The UK’s Department of Energy and Climate Change (DECC) has today published its Carbon Plan, outlining the anticipated steps to reaching the country’s 2020 emissions targets. The document has been released in draft format, with a full version expected this autumn.

Aiming to encourage the UK to cut its carbon footprint while at the same time promoting green jobs and investment in the country, a revised version of the Carbon Plan will be released each year.

Prime Minister David Cameron, Deputy Prime Minister Nick Clegg and Energy and Climate Change Secretary Chris Huhne said, “This Carbon Plan sets out a vision of a changed Britain, powered by cleaner energy used more efficiently in our homes and businesses, with more secure energy supply and more stable energy prices, and benefiting from the jobs and growth that a low-carbon economy will bring.

“But it does more than that. It shows exactly how we will deliver that vision and play our part in the global effort to tackle climate change and build a green economy through specific, practical action across government, month by month and department by department. We want the public to tell us where we can be even more ambitious, and hold us to account on delivering what we say, when we say.”

The Carbon Plan sets out three main objectives for the UK including a shift away from reliance on fossils fuels and towards low-carbon alternatives, a change in how buildings are heated by focusing more on renewable, low carbon options and improving public transport by reducing the amount of vehicles on the road as well as improving motor technology, perhaps towards electric versions.

Also outlined in the document are the three ways in which the Government has already begun promoting the use of low carbon technology:

  1. Feed-in tariff (FiT)
  2. Renewables Obligation (RO)
  3. Renewable Heat Incentive (RHI)

While two of the three incentives are actually in place, the RHI is yet to be fully revealed.

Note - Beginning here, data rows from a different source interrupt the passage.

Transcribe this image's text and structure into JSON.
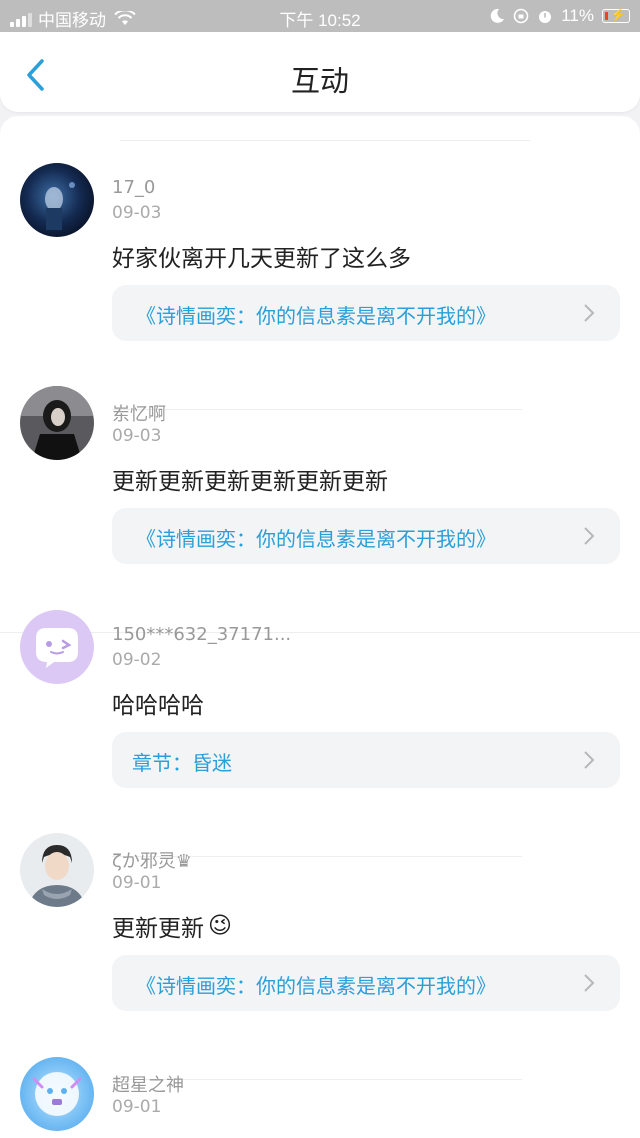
{
  "status_bar": {
    "carrier": "中国移动",
    "time": "下午 10:52",
    "battery": "11%"
  },
  "header": {
    "title": "互动"
  },
  "comments": [
    {
      "username": "17_0",
      "date": "09-03",
      "text": "好家伙离开几天更新了这么多",
      "link": "《诗情画奕：你的信息素是离不开我的》"
    },
    {
      "username": "岽忆啊",
      "date": "09-03",
      "text": "更新更新更新更新更新更新",
      "link": "《诗情画奕：你的信息素是离不开我的》"
    },
    {
      "username": "150***632_37171...",
      "date": "09-02",
      "text": "哈哈哈哈",
      "link": "章节：昏迷"
    },
    {
      "username": "ζか邪灵♛",
      "date": "09-01",
      "text": "更新更新",
      "emoji": "😉",
      "link": "《诗情画奕：你的信息素是离不开我的》"
    },
    {
      "username": "超星之神",
      "date": "09-01",
      "text": ""
    }
  ],
  "colors": {
    "accent": "#2a9fd8",
    "status_bar_bg": "#bdbdbd",
    "page_bg": "#f2f2f4"
  }
}
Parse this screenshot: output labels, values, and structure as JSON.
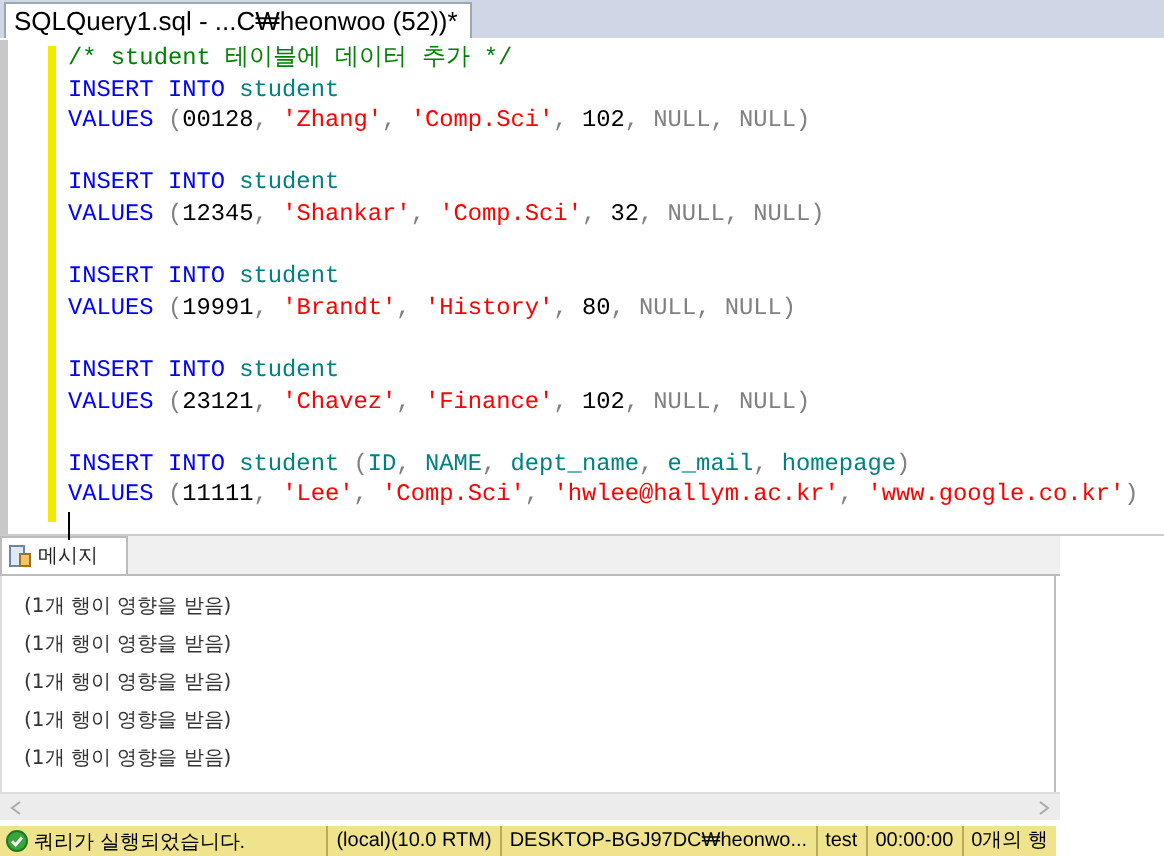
{
  "editor_tab": {
    "title": "SQLQuery1.sql - ...C₩heonwoo (52))*",
    "selected": true
  },
  "editor": {
    "comment": "/* student 테이블에 데이터 추가 */",
    "statements": [
      [
        [
          {
            "kind": "keyword",
            "text": "INSERT INTO"
          },
          {
            "kind": "ident",
            "text": " student"
          }
        ],
        [
          {
            "kind": "keyword",
            "text": "VALUES"
          },
          {
            "kind": "punct",
            "text": " ("
          },
          {
            "kind": "number",
            "text": "00128"
          },
          {
            "kind": "punct",
            "text": ", "
          },
          {
            "kind": "string",
            "text": "'Zhang'"
          },
          {
            "kind": "punct",
            "text": ", "
          },
          {
            "kind": "string",
            "text": "'Comp.Sci'"
          },
          {
            "kind": "punct",
            "text": ", "
          },
          {
            "kind": "number",
            "text": "102"
          },
          {
            "kind": "punct",
            "text": ", "
          },
          {
            "kind": "null",
            "text": "NULL"
          },
          {
            "kind": "punct",
            "text": ", "
          },
          {
            "kind": "null",
            "text": "NULL"
          },
          {
            "kind": "punct",
            "text": ")"
          }
        ]
      ],
      [
        [
          {
            "kind": "keyword",
            "text": "INSERT INTO"
          },
          {
            "kind": "ident",
            "text": " student"
          }
        ],
        [
          {
            "kind": "keyword",
            "text": "VALUES"
          },
          {
            "kind": "punct",
            "text": " ("
          },
          {
            "kind": "number",
            "text": "12345"
          },
          {
            "kind": "punct",
            "text": ", "
          },
          {
            "kind": "string",
            "text": "'Shankar'"
          },
          {
            "kind": "punct",
            "text": ", "
          },
          {
            "kind": "string",
            "text": "'Comp.Sci'"
          },
          {
            "kind": "punct",
            "text": ", "
          },
          {
            "kind": "number",
            "text": "32"
          },
          {
            "kind": "punct",
            "text": ", "
          },
          {
            "kind": "null",
            "text": "NULL"
          },
          {
            "kind": "punct",
            "text": ", "
          },
          {
            "kind": "null",
            "text": "NULL"
          },
          {
            "kind": "punct",
            "text": ")"
          }
        ]
      ],
      [
        [
          {
            "kind": "keyword",
            "text": "INSERT INTO"
          },
          {
            "kind": "ident",
            "text": " student"
          }
        ],
        [
          {
            "kind": "keyword",
            "text": "VALUES"
          },
          {
            "kind": "punct",
            "text": " ("
          },
          {
            "kind": "number",
            "text": "19991"
          },
          {
            "kind": "punct",
            "text": ", "
          },
          {
            "kind": "string",
            "text": "'Brandt'"
          },
          {
            "kind": "punct",
            "text": ", "
          },
          {
            "kind": "string",
            "text": "'History'"
          },
          {
            "kind": "punct",
            "text": ", "
          },
          {
            "kind": "number",
            "text": "80"
          },
          {
            "kind": "punct",
            "text": ", "
          },
          {
            "kind": "null",
            "text": "NULL"
          },
          {
            "kind": "punct",
            "text": ", "
          },
          {
            "kind": "null",
            "text": "NULL"
          },
          {
            "kind": "punct",
            "text": ")"
          }
        ]
      ],
      [
        [
          {
            "kind": "keyword",
            "text": "INSERT INTO"
          },
          {
            "kind": "ident",
            "text": " student"
          }
        ],
        [
          {
            "kind": "keyword",
            "text": "VALUES"
          },
          {
            "kind": "punct",
            "text": " ("
          },
          {
            "kind": "number",
            "text": "23121"
          },
          {
            "kind": "punct",
            "text": ", "
          },
          {
            "kind": "string",
            "text": "'Chavez'"
          },
          {
            "kind": "punct",
            "text": ", "
          },
          {
            "kind": "string",
            "text": "'Finance'"
          },
          {
            "kind": "punct",
            "text": ", "
          },
          {
            "kind": "number",
            "text": "102"
          },
          {
            "kind": "punct",
            "text": ", "
          },
          {
            "kind": "null",
            "text": "NULL"
          },
          {
            "kind": "punct",
            "text": ", "
          },
          {
            "kind": "null",
            "text": "NULL"
          },
          {
            "kind": "punct",
            "text": ")"
          }
        ]
      ],
      [
        [
          {
            "kind": "keyword",
            "text": "INSERT INTO"
          },
          {
            "kind": "ident",
            "text": " student "
          },
          {
            "kind": "punct",
            "text": "("
          },
          {
            "kind": "ident",
            "text": "ID"
          },
          {
            "kind": "punct",
            "text": ", "
          },
          {
            "kind": "ident",
            "text": "NAME"
          },
          {
            "kind": "punct",
            "text": ", "
          },
          {
            "kind": "ident",
            "text": "dept_name"
          },
          {
            "kind": "punct",
            "text": ", "
          },
          {
            "kind": "ident",
            "text": "e_mail"
          },
          {
            "kind": "punct",
            "text": ", "
          },
          {
            "kind": "ident",
            "text": "homepage"
          },
          {
            "kind": "punct",
            "text": ")"
          }
        ],
        [
          {
            "kind": "keyword",
            "text": "VALUES"
          },
          {
            "kind": "punct",
            "text": " ("
          },
          {
            "kind": "number",
            "text": "11111"
          },
          {
            "kind": "punct",
            "text": ", "
          },
          {
            "kind": "string",
            "text": "'Lee'"
          },
          {
            "kind": "punct",
            "text": ", "
          },
          {
            "kind": "string",
            "text": "'Comp.Sci'"
          },
          {
            "kind": "punct",
            "text": ", "
          },
          {
            "kind": "string",
            "text": "'hwlee@hallym.ac.kr'"
          },
          {
            "kind": "punct",
            "text": ", "
          },
          {
            "kind": "string",
            "text": "'www.google.co.kr'"
          },
          {
            "kind": "punct",
            "text": ")"
          }
        ]
      ]
    ]
  },
  "results_tab": {
    "label": "메시지",
    "selected": true
  },
  "messages": [
    "(1개 행이 영향을 받음)",
    "(1개 행이 영향을 받음)",
    "(1개 행이 영향을 받음)",
    "(1개 행이 영향을 받음)",
    "(1개 행이 영향을 받음)"
  ],
  "status_bar": {
    "message": "쿼리가 실행되었습니다.",
    "items": [
      "(local)(10.0 RTM)",
      "DESKTOP-BGJ97DC₩heonwo...",
      "test",
      "00:00:00",
      "0개의 행"
    ]
  }
}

The Renewable Energy Association (REA) expects that details will be announced this week for full implementation in June 2011.

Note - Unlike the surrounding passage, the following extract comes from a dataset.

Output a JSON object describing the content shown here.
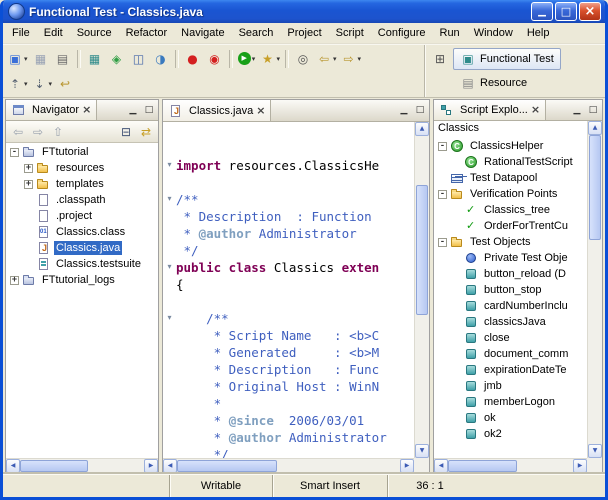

Further, the Carbon Plan details the Government’s intention to create a carbon price floor by April 2011, award the first UK CCS demonstration contract by the end of 2011 and to identify further projects by May 2012, get the Green Investment Bank operation by September 2012 with the first annual data released on the funds and size of investments made by May 2013, develop a nationwide strategy to promote electric vehicle infrastructure by June 2011 and to reduce central Government emissions by 10% by May 2011.

The Plan also reiterates the Government’s original deadline to review the solar photovoltaics feed-in tariff in April 2012, with any adjustments to be made in April 2013. Under the title ‘Feed-in Tariffs’, the document states, “Long-term contracts would provide more certainty on the revenues and make clean energy investment attractive still. A ‘contract for difference’ model for low carbon generation is proposed (guaranteeing a certain price to generators for their electricity, and contracting for the Government to meet the difference between this and the current market price), as this should control costs for consumers, provide stable returns for investors and maintain the market incentives to generate when electricity demand is high. However, because of complex design and implementation issues, the Government is also consulting on a premium feed-in tariff (a fixed payment which generators receive on top of the market price) as a credible alternative.” It is unclear at this point what this will entail.

Although the Carbon Plan outlines positive Government action in order to meet the UK’s carbon emissions targets, it has been met with mixed reviews. Many in the renewables industry are keen to see the Government outline its intentions to accelerate the reduction of carbon in the UK, and see the Carbon Plan as a positive move towards the 2020 goals. Others however, are still unconvinced that the Government will continue its support for certain renewable technologies.

Seb Berry, Head of External Affairs, Solarcentury said, “Since 7th February, an unnecessary cloud has been hanging over the UKs fledgling solar PV industry. Ministers knee-jerk response to the perceived “threat” of “super size” solar farms has created chaos in our sector. But the shock decision to rush through an immediate solar PV feed-in tariff review and to bring forward the review of all other technologies by fully twelve months, flies in the face of the facts. In the first 9 months of the scheme, the total spend on all feed-in tariff technologies was just £6m and the projected output from new PV in the first year of the tariff is going to fall well below the Government's expectations.”

He added: “Far from being the “goldrush” feared by Ministers, the UK solar PV industry is still taking its first tentative steps in a feed-in tariff scheme which they derided for being far to modest whilst in Opposition. If Ministers are really serious about accelerating Britain's progress towards becoming a low carbon economy they need to take actions that are consistent with their rhetoric, not the opposite. They should start with lifting the ridiculous 50kWp threshold for the immediate feed-in tariff review and sticking to the timetable set out in their own Carbon Plan. “

A White Paper is also expected to be released “later in 2011” which will set out proposals to reform the electricity market. Again, full details were not revealed.

The full Carbon Plan can be accessed here.